From this report :
Contrary to a common belief that the SSID is a WLAN security feature and its exposure a security risk, the SSID is nothing more than a wireless-space group label. It cannot be successfully hidden. Attempts to hide it will not only fail, but will negatively impact WLAN performance, and may result in additional exposure of the SSID to passive scanning.
I can tell you from bitter experience that this is true. This link was brought to my attention a couple of months ago by Mark Leyden when we were trying to debug some mysterious WLAN problems in work. We had been using SSID hiding, and some machines were continually disconnecting and reconnecting to the WLAN. We turned on broadcasting of the SSID and most of the problems just went away.
People in work still come up to me and say “I can see the SSID of the work WLAN – is that such a good idea?” and I have to keep explaining.
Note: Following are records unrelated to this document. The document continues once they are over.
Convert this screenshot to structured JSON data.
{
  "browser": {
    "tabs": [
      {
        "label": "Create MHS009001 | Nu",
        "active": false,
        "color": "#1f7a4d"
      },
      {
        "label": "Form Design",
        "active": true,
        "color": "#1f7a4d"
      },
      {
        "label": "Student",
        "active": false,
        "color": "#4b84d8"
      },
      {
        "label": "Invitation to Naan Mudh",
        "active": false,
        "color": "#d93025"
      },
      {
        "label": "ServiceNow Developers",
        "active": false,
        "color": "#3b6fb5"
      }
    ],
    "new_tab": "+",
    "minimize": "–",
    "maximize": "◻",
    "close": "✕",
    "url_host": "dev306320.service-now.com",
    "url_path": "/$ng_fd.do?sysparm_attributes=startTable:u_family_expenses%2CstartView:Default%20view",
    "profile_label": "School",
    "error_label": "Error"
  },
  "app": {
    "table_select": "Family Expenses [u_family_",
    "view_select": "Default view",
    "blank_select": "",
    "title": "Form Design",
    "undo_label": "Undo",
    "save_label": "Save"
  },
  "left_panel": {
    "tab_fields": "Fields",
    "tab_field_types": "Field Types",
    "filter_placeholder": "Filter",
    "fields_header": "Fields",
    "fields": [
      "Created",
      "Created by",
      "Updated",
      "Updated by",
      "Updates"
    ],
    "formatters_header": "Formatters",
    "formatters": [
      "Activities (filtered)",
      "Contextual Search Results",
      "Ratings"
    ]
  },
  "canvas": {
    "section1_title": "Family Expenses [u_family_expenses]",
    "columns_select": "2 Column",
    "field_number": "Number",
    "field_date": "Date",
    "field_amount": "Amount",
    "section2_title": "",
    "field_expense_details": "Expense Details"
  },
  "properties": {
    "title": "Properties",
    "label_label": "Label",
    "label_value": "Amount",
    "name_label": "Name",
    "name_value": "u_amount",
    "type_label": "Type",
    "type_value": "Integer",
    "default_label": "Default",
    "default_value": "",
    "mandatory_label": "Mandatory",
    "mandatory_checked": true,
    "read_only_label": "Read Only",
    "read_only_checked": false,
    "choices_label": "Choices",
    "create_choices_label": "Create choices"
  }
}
Later, I discovered that IBM T60p laptops wouldn’t connect to my home WLAN, even though my trusty iBook never had a problem (my trusty iBook never has a problem). I turned on SSID broadcast, and it worked.
I thought at the time that maybe this was causing my mysterious Wii network connection failure, but didn’t test it (I haven’t used the Wii in forever). Today I did. It works.
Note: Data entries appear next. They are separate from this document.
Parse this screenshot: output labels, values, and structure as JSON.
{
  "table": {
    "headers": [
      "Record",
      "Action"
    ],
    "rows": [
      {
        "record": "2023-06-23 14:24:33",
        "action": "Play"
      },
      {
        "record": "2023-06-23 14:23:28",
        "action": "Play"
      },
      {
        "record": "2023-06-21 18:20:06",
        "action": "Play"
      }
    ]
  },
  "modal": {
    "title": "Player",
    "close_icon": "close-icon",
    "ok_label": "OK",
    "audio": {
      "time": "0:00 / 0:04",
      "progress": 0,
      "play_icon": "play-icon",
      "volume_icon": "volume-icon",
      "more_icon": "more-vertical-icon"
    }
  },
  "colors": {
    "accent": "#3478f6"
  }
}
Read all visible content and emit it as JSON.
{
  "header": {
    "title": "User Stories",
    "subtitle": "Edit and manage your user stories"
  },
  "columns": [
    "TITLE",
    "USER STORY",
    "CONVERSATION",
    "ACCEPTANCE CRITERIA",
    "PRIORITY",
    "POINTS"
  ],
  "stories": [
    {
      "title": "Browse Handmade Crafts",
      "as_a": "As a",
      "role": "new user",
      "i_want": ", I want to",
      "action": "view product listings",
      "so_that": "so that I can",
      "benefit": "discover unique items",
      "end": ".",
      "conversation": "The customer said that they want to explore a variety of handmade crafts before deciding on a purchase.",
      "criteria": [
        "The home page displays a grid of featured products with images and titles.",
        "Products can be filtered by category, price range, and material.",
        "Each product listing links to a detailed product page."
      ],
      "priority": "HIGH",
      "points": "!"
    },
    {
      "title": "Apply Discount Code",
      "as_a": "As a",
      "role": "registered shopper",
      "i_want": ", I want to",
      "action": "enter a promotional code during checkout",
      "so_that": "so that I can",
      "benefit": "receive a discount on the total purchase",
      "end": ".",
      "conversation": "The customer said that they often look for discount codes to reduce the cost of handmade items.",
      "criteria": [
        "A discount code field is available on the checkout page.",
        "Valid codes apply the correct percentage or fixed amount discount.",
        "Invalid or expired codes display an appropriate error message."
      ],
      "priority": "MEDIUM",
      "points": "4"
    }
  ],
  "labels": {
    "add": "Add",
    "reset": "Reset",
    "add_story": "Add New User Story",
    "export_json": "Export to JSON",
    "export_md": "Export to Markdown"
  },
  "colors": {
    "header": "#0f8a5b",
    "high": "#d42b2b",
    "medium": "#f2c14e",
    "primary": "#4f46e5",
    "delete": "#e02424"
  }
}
Today’s moral – a network with a hidden SSID is a broken network. End of story.